A huge 14 million voter shares were cast in favour of a resolution calling on the world’s largest education company, Pearson PLC, to review its strategy of commercialising education including its support of high-stakes testing and low-fee private schools.
Shareholders turning up at the company’s annual general meeting in London last month were leafleted on the international education community’s opposition to high-stakes testing and private, for-profit schools.
Ahead of the meeting, the resolution had the support of more than 100 pension funds, labour unions and individuals, representing 193,000 Pearson shareholders, but was voted down in response to a recommendation by the Pearson board. Nevertheless, unease with Pearson’s business strategy was seen in the fact that almost 33 million voter shares for that resolution were marked as abstentions/votes withheld.
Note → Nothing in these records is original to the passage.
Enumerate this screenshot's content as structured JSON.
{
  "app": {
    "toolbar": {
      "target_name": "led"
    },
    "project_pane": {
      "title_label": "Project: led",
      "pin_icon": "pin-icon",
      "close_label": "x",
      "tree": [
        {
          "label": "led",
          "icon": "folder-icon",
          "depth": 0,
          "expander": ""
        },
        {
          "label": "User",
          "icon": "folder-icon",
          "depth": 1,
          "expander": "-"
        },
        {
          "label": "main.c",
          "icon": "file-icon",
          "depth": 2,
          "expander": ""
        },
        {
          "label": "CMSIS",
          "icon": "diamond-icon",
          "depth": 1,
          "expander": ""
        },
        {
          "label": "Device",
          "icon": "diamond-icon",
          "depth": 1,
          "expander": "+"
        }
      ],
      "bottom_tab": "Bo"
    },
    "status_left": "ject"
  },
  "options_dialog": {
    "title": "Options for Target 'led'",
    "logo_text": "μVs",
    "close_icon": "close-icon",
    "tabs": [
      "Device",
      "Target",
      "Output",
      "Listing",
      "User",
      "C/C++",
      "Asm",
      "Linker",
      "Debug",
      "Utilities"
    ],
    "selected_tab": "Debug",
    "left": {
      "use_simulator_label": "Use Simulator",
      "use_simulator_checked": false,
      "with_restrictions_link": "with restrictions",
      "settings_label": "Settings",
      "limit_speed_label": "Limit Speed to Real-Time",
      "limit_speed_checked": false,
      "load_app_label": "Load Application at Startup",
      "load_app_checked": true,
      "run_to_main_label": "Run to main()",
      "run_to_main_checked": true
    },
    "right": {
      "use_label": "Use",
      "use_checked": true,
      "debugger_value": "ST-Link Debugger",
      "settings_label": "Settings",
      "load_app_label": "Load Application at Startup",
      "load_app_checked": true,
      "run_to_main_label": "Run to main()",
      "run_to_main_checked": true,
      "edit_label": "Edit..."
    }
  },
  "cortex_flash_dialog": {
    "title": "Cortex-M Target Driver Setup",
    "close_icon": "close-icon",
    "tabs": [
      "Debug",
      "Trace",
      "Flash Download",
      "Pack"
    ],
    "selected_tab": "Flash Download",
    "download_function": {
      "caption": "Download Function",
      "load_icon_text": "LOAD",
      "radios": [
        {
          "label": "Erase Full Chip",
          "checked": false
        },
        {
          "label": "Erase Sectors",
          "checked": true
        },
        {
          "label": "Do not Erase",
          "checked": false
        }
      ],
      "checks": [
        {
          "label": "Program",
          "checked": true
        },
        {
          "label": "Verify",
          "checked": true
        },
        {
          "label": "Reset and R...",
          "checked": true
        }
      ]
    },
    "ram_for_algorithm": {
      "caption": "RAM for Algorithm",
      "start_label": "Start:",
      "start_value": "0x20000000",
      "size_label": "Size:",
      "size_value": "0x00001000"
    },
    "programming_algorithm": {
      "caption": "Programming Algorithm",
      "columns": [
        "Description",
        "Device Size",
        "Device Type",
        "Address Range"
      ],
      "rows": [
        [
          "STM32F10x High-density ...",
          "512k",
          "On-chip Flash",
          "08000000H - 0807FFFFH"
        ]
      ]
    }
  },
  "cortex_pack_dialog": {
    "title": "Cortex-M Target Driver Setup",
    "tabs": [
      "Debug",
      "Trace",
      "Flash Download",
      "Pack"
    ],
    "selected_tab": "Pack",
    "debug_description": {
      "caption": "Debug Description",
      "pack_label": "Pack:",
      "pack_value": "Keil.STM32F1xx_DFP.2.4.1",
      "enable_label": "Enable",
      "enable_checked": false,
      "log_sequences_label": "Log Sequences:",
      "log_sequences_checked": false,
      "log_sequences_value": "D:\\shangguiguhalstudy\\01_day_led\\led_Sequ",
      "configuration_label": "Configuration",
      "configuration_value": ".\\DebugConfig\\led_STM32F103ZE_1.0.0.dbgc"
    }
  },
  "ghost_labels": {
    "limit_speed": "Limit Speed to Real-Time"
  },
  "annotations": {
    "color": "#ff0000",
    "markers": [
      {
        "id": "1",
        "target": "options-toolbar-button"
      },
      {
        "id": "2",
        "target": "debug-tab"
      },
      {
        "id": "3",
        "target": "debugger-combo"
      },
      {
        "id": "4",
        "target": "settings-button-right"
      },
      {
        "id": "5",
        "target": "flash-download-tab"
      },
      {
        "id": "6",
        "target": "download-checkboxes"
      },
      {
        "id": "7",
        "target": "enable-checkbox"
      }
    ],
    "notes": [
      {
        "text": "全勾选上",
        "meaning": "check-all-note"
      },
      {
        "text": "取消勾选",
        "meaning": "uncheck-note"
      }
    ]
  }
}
American Federation of Teachers President Randi Weingarten said: “When you raise questions that go right to the heart of a company’s business model, as we did with our shareholder resolution…you expect to lose the first time. What was unexpected, though, was that 14 million shares voted with us, asking Pearson’s board to conduct a review of its business model.”
“Ironically, Pearson told us repeatedly they were in ‘violent agreement’ with us on the overuse of testing and the need to educate the whole child, yet it refused to hold itself accountable. It actually printed on the ballot itself that shareholders should reject the resolution.”
Representatives from teachers unions from across the globe travelled to London to put pressure on Pearson at the AGM.
Join survey to help research
The AEU is researching the scope of commercialisation in public education in Australia. The work is being undertaken by Professor Bob Lingard and academics from the University of Queensland and Queensland University of Technology. Teachers are urged to assist their research by taking part in a survey. The survey is open until June 3.
— Kerri Carr